  8. Saunders TJ, Atkinson HF, Burr J, MacEwen B, Skeaff CM, Peddie MC. The acute metabolic and vascular impact of interrupting prolonged sitting: a systematic review and meta-analysis. Sports Med. 2018;48(10):2347-2366.
  9. Pagan Lassalle P, Meyer ML, Conners R, et al. Targeting sedentary behavior in minority populations as a feasible health strategy during and beyond COVID-19: on behalf of ACSM-EIM and HL-PIVOT. Transl J Am Coll Sports Med. 2021 Fall;6(4):e000174.
  10. Yates T, Edwardson CL, Celis-Morales C, et al. Metabolic effects of breaking prolonged sitting with standing or light walking in older South Asians and white Europeans: a randomized acute study. J Gerontol A Biol Sci Med Sci. 2020;75(1):139-146.
  11. Pulsford RM, Blackwell J, Hillsdon M, Kos K. Intermittent walking, but not standing, improves postprandial insulin and glucose relative to sustained sitting: a randomised cross-over study in inactive middle-aged men.
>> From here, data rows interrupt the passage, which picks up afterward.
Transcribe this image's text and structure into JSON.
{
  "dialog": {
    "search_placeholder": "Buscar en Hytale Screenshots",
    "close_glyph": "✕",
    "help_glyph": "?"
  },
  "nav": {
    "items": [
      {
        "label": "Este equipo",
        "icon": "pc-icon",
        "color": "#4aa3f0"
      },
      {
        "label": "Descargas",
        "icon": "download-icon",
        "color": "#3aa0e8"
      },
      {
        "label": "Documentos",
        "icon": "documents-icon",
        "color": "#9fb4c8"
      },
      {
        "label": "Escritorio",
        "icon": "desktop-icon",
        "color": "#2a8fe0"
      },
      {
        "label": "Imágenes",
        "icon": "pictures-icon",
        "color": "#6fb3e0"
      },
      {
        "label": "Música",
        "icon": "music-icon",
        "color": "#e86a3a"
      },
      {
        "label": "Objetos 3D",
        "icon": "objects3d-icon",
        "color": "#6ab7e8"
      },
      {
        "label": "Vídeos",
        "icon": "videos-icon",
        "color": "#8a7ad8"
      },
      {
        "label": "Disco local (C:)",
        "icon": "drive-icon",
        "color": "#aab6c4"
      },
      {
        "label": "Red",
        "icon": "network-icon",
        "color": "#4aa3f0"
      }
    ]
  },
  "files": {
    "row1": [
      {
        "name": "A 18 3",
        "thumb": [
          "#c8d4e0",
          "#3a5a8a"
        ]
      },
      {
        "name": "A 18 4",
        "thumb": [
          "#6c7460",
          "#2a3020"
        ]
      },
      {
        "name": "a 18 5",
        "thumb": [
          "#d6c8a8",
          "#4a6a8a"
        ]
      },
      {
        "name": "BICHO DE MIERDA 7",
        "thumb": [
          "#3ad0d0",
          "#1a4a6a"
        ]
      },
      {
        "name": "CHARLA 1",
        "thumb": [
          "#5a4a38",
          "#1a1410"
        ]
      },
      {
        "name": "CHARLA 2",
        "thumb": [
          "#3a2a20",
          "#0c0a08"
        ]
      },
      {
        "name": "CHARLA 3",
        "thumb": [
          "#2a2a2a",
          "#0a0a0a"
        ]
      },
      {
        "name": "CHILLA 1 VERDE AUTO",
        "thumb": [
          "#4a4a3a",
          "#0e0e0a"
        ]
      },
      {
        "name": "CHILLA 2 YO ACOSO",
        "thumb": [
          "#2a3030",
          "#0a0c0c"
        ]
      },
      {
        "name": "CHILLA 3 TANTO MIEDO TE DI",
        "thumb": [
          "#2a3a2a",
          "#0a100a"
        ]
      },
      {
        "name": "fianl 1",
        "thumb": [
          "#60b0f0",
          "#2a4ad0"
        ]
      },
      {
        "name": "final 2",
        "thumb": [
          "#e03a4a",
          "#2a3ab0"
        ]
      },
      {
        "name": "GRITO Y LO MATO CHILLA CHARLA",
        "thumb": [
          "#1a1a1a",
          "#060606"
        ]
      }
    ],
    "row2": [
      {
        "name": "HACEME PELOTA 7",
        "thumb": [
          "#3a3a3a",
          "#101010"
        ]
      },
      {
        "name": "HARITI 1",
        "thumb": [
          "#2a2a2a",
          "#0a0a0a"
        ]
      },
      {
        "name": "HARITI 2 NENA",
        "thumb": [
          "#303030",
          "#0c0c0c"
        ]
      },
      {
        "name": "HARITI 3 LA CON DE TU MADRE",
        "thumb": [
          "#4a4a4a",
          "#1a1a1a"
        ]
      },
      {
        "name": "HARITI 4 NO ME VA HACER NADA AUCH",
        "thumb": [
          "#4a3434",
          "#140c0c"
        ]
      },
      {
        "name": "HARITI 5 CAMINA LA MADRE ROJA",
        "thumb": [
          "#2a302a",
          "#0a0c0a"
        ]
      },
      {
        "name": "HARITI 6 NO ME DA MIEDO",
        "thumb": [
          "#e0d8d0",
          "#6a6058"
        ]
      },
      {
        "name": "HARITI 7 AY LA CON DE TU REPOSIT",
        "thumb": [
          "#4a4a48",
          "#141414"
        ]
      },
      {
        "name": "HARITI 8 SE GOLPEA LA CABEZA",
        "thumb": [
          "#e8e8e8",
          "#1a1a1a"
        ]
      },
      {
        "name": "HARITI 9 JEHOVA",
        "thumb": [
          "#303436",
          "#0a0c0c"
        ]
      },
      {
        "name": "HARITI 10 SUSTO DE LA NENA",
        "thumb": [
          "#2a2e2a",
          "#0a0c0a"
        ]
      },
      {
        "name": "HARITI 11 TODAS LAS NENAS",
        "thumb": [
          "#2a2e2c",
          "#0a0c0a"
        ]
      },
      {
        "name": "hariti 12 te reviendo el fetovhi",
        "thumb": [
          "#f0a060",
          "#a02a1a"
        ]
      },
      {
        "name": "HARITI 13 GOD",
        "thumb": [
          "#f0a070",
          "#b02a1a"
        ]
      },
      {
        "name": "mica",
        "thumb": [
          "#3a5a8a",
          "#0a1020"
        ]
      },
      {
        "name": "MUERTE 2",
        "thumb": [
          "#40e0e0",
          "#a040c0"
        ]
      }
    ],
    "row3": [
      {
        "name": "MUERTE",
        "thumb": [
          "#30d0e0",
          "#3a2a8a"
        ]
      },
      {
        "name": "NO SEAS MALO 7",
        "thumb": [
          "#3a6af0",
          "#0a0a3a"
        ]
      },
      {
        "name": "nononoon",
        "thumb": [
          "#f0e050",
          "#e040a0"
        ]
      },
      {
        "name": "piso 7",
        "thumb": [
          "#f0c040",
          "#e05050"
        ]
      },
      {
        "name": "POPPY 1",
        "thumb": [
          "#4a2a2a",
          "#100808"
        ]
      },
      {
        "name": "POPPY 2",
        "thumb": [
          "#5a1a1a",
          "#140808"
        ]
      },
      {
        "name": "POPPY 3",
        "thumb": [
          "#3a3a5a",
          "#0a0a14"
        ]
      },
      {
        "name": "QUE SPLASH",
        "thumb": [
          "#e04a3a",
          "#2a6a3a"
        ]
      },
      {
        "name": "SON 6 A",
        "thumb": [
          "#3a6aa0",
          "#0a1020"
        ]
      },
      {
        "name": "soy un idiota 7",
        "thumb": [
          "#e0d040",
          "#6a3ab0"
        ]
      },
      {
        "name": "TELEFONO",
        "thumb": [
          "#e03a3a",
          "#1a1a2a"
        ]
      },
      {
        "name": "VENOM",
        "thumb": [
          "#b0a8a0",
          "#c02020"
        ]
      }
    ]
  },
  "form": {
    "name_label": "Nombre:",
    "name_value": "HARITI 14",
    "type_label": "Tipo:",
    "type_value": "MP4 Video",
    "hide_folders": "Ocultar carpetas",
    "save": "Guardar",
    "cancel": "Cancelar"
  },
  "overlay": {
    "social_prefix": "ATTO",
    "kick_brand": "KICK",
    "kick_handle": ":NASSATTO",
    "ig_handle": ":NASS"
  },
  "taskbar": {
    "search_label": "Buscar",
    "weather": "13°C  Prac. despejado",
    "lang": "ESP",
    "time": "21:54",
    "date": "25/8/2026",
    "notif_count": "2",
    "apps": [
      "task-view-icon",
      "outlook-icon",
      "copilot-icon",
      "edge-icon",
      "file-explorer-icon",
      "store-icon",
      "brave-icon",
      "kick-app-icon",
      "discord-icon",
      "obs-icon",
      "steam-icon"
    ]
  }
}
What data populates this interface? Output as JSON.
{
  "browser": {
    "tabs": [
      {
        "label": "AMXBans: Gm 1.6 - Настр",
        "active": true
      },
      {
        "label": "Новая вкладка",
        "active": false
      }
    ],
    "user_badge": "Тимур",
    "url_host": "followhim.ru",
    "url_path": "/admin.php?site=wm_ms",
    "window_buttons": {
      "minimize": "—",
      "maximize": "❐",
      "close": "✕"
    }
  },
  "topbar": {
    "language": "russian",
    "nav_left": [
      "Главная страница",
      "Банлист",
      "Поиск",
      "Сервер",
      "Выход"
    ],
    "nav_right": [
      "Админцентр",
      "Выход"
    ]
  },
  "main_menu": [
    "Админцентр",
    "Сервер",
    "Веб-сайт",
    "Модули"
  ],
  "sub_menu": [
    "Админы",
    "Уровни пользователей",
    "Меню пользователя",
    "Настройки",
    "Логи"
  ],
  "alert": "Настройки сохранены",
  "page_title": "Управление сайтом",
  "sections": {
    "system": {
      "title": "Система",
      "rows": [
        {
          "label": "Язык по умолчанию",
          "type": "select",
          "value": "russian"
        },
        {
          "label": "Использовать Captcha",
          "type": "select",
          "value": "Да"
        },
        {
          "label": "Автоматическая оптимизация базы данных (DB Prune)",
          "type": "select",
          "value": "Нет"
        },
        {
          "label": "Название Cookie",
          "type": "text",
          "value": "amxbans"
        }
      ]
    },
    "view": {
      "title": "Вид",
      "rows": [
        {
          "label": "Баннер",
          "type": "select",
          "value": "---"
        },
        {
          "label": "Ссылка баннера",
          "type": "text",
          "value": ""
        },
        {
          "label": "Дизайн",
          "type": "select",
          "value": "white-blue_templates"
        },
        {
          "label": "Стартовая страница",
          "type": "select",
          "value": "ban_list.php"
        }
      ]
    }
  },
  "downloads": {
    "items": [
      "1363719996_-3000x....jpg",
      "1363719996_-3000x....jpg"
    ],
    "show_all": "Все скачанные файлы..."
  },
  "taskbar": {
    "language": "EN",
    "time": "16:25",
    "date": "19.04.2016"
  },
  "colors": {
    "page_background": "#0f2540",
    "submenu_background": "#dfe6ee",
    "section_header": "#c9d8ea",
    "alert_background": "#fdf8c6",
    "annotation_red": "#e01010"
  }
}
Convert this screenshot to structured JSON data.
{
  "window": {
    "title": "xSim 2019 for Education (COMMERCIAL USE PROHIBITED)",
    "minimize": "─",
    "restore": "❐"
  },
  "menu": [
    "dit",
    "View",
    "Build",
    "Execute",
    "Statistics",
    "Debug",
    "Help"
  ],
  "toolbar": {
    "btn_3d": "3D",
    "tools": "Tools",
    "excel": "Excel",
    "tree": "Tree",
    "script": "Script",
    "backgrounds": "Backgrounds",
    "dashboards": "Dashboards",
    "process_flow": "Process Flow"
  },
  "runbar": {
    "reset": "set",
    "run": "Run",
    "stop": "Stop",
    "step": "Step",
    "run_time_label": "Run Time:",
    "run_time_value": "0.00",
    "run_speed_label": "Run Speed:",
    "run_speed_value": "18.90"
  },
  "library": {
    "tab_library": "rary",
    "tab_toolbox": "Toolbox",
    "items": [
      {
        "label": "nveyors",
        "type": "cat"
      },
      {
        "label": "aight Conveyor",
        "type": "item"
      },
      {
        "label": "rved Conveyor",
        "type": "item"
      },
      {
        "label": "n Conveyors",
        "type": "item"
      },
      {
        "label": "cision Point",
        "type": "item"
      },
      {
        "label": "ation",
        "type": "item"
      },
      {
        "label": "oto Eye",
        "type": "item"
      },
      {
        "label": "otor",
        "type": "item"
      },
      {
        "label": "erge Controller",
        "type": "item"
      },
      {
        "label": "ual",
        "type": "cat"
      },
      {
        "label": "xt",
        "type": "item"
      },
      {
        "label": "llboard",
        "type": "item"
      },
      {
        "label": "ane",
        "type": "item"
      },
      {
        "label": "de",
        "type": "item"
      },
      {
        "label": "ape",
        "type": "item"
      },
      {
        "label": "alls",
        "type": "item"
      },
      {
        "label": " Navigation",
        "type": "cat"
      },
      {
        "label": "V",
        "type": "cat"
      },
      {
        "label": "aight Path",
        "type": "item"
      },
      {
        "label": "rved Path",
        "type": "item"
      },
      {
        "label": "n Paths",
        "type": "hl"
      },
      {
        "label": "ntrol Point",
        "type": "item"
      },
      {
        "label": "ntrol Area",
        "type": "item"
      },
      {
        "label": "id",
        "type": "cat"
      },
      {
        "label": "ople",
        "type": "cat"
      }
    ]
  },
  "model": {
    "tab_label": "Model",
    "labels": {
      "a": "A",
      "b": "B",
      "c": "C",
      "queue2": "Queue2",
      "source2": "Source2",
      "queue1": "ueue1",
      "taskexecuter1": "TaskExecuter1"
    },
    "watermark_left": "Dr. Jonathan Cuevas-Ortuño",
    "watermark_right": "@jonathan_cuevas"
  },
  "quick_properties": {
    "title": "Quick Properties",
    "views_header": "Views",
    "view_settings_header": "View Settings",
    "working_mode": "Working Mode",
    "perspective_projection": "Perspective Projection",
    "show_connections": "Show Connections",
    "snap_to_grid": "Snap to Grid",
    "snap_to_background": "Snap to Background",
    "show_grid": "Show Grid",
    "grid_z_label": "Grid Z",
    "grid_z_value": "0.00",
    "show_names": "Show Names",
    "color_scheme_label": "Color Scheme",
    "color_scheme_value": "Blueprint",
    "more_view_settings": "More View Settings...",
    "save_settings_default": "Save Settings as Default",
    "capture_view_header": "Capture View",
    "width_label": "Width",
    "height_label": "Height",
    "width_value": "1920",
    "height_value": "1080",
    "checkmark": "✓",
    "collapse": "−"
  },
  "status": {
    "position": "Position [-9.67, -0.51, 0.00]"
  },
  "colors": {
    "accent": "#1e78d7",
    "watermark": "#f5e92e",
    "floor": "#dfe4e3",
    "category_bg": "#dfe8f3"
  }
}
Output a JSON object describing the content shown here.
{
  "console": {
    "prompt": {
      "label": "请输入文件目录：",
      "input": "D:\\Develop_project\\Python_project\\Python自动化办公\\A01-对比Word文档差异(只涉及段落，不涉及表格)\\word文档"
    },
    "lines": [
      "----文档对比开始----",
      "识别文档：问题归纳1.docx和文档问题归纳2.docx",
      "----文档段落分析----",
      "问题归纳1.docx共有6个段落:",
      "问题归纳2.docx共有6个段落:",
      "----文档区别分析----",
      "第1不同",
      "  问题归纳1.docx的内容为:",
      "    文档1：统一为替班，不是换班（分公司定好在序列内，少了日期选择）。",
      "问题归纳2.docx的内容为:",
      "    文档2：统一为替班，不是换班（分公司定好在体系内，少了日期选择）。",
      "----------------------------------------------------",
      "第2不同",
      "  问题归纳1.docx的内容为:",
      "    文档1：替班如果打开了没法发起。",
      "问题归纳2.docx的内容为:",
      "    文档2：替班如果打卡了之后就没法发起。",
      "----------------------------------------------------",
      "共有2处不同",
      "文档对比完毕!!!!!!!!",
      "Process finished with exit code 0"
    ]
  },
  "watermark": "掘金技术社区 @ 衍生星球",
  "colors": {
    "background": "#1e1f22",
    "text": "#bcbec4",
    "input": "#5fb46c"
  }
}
J Sci Med Sport. 2017;20(3):278-283.
  12. Henson J, Davies MJ, Bodicoat DH, et al. Breaking up prolonged sitting with standing or walking attenuates the postprandial metabolic response in postmenopausal women: a randomized acute study. Diabetes Care. 2016;39(1):130-138.
  13. Brocklebank LA, Andrews RC, Page A, Falconer CL, Leary S, Cooper A. The acute effects of breaking up seated office work with standing or light-intensity walking on interstitial glucose concentration: a randomized crossover trial. J Phys Act Health. 2017;14(8):617-625.
  14. Bailey DP, Locke CD. Breaking up prolonged sitting with light-intensity walking improves postprandial glycemia, but breaking up sitting with standing does not. J Sci Med Sport. 2015;18(3):294-298.
  15. Crespo NC, Mullane SL, Zeigler ZS, Buman MP, Gaesser GA. Effects of standing and light-intensity walking and cycling on 24-h glucose. Med Sci Sports Exerc. 2016;48(12):2503-2511.
  16. Kerr J, Crist K, Vital DG, et al. Acute glucoregulatory and vascular outcomes of three strategies for interrupting prolonged sitting time in postmenopausal women: a pilot, laboratory-based, randomized, controlled, 4-condition, 4-period crossover trial. PLoS One. 2017;12(11):e0188544.
  17. English C, Weerasekara I, Carlos A, et al. Investigating the rigour of research findings in experimental studies assessing the effects of breaking up prolonged sitting - extended scoping review. Braz J Phys Ther. 2021;25(1):4-16.
  18. Henson J, Dunstan DW, Davies MJ, Yates T. Sedentary behaviour as a new behavioural target in the prevention and treatment of type 2 diabetes. Diabetes Metab Res Rev. 2016;32 Suppl 1:213-220.